◆ **Input material**
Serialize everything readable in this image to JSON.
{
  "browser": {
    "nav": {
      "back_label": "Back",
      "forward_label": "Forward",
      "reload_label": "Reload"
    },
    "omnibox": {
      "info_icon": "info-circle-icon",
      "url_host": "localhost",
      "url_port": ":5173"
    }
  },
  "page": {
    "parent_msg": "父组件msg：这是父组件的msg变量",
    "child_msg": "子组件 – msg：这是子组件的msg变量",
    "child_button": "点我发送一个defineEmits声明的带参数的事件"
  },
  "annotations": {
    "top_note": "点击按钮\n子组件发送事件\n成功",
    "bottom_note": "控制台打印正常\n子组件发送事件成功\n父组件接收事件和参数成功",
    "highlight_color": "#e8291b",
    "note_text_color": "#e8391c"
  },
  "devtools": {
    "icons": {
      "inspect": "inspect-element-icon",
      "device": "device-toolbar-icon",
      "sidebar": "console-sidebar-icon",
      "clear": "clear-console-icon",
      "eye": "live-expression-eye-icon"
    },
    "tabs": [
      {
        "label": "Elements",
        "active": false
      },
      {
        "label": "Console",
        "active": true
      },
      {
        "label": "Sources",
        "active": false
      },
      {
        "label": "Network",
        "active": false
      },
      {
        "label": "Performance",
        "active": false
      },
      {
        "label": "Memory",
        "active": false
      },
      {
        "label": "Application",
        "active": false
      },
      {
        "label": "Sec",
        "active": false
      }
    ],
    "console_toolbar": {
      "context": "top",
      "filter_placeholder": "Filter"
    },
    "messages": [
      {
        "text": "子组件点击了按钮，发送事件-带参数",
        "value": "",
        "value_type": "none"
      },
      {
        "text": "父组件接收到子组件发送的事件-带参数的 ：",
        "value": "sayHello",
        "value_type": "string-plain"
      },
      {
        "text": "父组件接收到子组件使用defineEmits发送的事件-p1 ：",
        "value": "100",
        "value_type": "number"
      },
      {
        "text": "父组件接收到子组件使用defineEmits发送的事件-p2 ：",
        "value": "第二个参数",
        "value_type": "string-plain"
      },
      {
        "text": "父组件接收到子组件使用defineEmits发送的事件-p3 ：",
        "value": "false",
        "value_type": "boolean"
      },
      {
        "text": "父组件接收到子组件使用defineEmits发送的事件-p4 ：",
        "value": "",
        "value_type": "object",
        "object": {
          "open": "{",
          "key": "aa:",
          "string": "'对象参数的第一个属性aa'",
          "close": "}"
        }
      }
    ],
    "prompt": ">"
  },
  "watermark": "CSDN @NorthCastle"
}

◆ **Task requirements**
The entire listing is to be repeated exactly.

◆ **Expected answer**
Serialize everything readable in this image to JSON.
{
  "browser": {
    "nav": {
      "back_label": "Back",
      "forward_label": "Forward",
      "reload_label": "Reload"
    },
    "omnibox": {
      "info_icon": "info-circle-icon",
      "url_host": "localhost",
      "url_port": ":5173"
    }
  },
  "page": {
    "parent_msg": "父组件msg：这是父组件的msg变量",
    "child_msg": "子组件 – msg：这是子组件的msg变量",
    "child_button": "点我发送一个defineEmits声明的带参数的事件"
  },
  "annotations": {
    "top_note": "点击按钮\n子组件发送事件\n成功",
    "bottom_note": "控制台打印正常\n子组件发送事件成功\n父组件接收事件和参数成功",
    "highlight_color": "#e8291b",
    "note_text_color": "#e8391c"
  },
  "devtools": {
    "icons": {
      "inspect": "inspect-element-icon",
      "device": "device-toolbar-icon",
      "sidebar": "console-sidebar-icon",
      "clear": "clear-console-icon",
      "eye": "live-expression-eye-icon"
    },
    "tabs": [
      {
        "label": "Elements",
        "active": false
      },
      {
        "label": "Console",
        "active": true
      },
      {
        "label": "Sources",
        "active": false
      },
      {
        "label": "Network",
        "active": false
      },
      {
        "label": "Performance",
        "active": false
      },
      {
        "label": "Memory",
        "active": false
      },
      {
        "label": "Application",
        "active": false
      },
      {
        "label": "Sec",
        "active": false
      }
    ],
    "console_toolbar": {
      "context": "top",
      "filter_placeholder": "Filter"
    },
    "messages": [
      {
        "text": "子组件点击了按钮，发送事件-带参数",
        "value": "",
        "value_type": "none"
      },
      {
        "text": "父组件接收到子组件发送的事件-带参数的 ：",
        "value": "sayHello",
        "value_type": "string-plain"
      },
      {
        "text": "父组件接收到子组件使用defineEmits发送的事件-p1 ：",
        "value": "100",
        "value_type": "number"
      },
      {
        "text": "父组件接收到子组件使用defineEmits发送的事件-p2 ：",
        "value": "第二个参数",
        "value_type": "string-plain"
      },
      {
        "text": "父组件接收到子组件使用defineEmits发送的事件-p3 ：",
        "value": "false",
        "value_type": "boolean"
      },
      {
        "text": "父组件接收到子组件使用defineEmits发送的事件-p4 ：",
        "value": "",
        "value_type": "object",
        "object": {
          "open": "{",
          "key": "aa:",
          "string": "'对象参数的第一个属性aa'",
          "close": "}"
        }
      }
    ],
    "prompt": ">"
  },
  "watermark": "CSDN @NorthCastle"
}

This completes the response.